Dan and John gave us directions to Asbury Park; someplace I’ve always wanted to visit but never had the chance until now, because of Joe. We lifted Bob out of the back of the Explorer and started to take in the ruin that was as far as my eyes could see. Half of the once grand Palace, its Tunnel Of Love home to years of romance, was already victim to the wrecking ball with glimpses of its playful interior squinting from the light, and its neighbor was a closed porn theater. We walked down to the beach; a dark tan expanse littered with glass and broken shells, and made our way to the waves breaking close to the shore. Bob’s feet got wet and he high-tailed it back to the dry sand with a quick hop and a surprised look. It’d been a long time since he was on the beach, a place he loved when Billy and I would take him down and let his chase sandpipers until he was panting and his tongue was almost hitting the ground.
We moseyed back onto the boardwalk and found the Stone Pony, the only working business for miles in either direction. It was crowded and the cover charge was $25.00. I asked if I could just go in to buy a t-shirt and was escorted by a thick bodyguard. I asked him who was playing that night and he told me Nils Lofgren, Bruce’s guitarist. Security was tight and my mind danced with the idea of Bruce showing up to play a few songs with his band mate. Joe asked if I wanted to stay but waiting for four hours on the off chance the Boss would be there was less attractive in my hung over state than jumping back in the car and getting something to eat.
Mastori’s is ground zero for the New Jersey accent, which is as big as their pasties. We sat at a table in the dark bar area and listened to the people at the table next to us tawk on and on about the best directions to get somewhere and a good land deal in the offing. The menu had five-point font and Joe wondered aloud how the elderly crowd could possibly read it. I had to follow along with my finger to not lose my place in the thousands of items offered, and I landed on a triple meat sandwich.
We slumped back in the car, exhausted from all the territory we had covered in the last 24 hours, and we headed home. Joe white-knuckled over the large bridge into Delaware while I taunted him about its inherent dangers, and soon we were back in the familiarity of Maryland. It was late when we pulled up to Joe’s house, Bob was snoring in the back on his bed, and I kissed Joe and thanked him for a wonderful weekend.
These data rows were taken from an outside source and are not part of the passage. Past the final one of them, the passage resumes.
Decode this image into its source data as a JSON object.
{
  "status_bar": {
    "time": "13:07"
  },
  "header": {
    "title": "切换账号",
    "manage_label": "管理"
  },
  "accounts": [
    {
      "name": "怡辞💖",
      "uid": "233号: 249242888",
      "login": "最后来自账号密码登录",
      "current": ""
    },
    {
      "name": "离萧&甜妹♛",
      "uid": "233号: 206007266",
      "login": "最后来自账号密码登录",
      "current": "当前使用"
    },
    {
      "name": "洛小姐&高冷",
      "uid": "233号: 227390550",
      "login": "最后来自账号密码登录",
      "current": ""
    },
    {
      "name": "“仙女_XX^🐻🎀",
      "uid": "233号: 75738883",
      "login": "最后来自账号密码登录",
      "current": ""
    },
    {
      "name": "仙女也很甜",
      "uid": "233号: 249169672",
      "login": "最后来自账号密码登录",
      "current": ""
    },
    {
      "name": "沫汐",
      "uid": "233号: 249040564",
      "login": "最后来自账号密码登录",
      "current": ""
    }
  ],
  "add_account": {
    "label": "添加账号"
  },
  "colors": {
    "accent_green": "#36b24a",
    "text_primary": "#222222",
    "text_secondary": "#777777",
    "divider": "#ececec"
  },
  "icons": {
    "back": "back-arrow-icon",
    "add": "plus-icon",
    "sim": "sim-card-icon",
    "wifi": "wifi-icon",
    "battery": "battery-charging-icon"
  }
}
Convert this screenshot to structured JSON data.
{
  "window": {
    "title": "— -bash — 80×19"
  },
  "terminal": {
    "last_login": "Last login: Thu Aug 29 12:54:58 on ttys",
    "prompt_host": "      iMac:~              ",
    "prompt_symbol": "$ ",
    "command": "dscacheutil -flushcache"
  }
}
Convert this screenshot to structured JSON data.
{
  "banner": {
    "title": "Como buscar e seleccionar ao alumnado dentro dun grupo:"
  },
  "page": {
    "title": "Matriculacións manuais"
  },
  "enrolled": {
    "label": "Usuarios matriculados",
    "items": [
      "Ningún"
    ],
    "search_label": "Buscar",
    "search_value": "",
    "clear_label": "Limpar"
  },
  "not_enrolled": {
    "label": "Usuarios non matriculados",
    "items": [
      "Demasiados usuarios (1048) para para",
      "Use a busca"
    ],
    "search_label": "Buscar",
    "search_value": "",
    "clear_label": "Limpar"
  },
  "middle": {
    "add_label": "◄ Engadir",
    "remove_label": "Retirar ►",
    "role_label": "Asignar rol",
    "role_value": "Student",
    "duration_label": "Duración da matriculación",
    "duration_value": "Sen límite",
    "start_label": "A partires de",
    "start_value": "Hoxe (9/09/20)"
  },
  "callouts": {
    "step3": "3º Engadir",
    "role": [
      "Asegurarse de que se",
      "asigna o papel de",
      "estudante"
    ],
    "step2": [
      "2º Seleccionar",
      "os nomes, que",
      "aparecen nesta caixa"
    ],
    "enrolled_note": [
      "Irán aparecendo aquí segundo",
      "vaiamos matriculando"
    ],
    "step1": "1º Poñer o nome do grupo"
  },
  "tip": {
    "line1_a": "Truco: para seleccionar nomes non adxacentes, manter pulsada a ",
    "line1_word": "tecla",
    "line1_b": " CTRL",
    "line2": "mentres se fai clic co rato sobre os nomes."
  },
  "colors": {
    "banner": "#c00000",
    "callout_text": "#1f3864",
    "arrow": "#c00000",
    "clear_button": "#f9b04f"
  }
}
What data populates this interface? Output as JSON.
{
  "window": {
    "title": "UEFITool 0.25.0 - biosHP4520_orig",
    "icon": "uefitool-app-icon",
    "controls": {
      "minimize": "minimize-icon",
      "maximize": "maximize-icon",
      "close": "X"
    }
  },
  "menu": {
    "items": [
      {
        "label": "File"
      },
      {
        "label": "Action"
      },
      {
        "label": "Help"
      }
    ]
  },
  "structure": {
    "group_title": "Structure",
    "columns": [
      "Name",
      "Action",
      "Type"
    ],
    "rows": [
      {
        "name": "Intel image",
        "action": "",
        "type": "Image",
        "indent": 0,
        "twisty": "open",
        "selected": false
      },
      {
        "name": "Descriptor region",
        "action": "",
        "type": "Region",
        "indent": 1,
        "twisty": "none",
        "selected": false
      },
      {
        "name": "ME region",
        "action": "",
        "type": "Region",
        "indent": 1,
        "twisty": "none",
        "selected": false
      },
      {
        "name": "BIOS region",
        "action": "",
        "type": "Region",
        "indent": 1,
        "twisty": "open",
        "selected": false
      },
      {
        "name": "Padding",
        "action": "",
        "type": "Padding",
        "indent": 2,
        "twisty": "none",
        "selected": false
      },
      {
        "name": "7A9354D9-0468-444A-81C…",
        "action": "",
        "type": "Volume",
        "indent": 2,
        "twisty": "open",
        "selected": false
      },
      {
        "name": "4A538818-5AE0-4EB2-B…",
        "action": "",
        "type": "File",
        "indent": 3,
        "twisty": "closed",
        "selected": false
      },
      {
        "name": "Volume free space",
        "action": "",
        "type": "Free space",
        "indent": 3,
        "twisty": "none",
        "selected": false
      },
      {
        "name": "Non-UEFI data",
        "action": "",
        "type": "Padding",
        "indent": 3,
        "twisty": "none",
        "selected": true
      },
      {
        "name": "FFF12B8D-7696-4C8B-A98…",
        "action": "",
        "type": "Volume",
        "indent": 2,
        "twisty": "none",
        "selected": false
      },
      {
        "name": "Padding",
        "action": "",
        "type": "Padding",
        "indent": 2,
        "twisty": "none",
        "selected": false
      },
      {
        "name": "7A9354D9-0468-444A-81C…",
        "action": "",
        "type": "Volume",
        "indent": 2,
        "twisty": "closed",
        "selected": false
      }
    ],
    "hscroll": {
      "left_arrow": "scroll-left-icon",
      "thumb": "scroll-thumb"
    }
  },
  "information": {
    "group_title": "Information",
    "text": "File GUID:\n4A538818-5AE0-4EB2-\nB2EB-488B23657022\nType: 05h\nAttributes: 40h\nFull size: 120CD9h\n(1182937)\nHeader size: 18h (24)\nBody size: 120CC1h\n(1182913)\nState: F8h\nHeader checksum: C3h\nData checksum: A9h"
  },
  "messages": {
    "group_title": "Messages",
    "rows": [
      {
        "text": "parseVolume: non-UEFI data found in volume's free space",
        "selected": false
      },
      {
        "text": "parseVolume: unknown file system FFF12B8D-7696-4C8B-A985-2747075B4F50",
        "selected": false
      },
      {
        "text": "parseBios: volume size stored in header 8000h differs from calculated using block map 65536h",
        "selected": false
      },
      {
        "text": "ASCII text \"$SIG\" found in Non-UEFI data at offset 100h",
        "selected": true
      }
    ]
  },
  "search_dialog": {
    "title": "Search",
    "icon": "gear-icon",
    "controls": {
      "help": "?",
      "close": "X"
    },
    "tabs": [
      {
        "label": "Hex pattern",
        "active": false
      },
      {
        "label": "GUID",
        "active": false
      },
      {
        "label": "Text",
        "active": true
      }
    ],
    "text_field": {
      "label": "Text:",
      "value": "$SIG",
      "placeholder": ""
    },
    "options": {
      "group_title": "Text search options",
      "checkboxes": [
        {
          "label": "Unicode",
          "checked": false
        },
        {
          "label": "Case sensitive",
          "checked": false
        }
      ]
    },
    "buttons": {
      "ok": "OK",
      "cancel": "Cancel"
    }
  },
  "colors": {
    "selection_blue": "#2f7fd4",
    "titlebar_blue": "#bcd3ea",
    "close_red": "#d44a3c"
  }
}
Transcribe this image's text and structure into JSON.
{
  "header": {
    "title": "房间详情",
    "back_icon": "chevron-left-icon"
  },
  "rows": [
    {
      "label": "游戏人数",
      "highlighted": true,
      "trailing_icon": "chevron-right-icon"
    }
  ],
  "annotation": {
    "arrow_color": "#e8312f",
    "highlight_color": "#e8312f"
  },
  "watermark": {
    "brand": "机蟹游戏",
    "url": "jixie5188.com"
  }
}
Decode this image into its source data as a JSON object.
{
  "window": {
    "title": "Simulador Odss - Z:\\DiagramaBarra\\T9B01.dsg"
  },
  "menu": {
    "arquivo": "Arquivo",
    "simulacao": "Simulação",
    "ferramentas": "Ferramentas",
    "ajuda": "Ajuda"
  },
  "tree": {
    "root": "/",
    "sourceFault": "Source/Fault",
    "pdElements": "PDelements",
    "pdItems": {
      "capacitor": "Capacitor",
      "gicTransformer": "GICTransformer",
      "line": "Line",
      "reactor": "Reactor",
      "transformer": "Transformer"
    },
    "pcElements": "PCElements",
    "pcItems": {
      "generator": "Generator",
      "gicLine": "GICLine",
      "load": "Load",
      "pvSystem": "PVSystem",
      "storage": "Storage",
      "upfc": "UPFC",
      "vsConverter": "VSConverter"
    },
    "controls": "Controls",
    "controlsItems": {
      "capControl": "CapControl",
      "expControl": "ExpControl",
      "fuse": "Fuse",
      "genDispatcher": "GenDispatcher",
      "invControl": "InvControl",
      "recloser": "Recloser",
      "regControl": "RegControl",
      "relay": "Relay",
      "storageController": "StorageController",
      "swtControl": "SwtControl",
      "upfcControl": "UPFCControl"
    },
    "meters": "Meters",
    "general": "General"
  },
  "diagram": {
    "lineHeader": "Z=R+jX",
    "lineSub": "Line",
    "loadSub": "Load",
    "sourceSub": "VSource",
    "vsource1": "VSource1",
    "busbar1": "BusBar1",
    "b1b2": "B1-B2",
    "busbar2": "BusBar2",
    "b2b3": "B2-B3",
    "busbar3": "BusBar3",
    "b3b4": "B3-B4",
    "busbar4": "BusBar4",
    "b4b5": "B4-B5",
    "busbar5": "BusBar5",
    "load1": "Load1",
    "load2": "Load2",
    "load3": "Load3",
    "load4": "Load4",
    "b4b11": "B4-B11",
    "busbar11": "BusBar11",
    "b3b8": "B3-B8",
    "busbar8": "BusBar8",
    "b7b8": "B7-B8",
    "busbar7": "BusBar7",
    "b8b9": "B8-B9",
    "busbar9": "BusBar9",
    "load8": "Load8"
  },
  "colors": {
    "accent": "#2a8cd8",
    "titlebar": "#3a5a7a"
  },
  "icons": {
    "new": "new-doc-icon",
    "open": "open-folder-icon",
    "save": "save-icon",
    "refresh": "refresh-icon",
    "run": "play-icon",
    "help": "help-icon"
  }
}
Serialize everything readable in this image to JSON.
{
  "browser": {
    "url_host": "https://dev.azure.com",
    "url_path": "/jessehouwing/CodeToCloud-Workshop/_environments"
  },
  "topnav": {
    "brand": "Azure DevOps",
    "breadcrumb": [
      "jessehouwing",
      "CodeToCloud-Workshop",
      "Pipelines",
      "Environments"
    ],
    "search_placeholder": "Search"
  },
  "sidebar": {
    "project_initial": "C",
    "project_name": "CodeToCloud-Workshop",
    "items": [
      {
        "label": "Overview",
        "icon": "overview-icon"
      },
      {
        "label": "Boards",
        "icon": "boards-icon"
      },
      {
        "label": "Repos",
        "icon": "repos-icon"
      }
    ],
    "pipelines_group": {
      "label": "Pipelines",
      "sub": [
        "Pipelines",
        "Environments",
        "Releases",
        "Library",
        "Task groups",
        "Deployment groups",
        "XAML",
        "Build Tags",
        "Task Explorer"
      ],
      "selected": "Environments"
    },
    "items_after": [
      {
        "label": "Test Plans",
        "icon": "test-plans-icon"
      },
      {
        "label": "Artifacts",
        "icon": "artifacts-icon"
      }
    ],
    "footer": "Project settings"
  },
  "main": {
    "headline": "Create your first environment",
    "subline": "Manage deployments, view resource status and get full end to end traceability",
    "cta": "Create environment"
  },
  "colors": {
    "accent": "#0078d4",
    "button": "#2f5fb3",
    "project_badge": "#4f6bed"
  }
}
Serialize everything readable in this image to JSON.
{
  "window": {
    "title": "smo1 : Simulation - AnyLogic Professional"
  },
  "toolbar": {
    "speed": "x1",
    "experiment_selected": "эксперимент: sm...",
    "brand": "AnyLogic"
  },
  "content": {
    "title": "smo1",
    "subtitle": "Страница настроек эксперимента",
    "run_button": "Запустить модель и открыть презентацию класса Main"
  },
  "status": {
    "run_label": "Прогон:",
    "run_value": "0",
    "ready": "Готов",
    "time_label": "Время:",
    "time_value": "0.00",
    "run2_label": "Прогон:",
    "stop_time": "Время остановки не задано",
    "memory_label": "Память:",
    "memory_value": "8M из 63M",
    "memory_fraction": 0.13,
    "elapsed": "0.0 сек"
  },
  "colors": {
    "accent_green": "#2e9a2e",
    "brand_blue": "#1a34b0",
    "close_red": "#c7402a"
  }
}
What I was really thanking him for was his compassion and understanding. He has an amazing reservoir of both.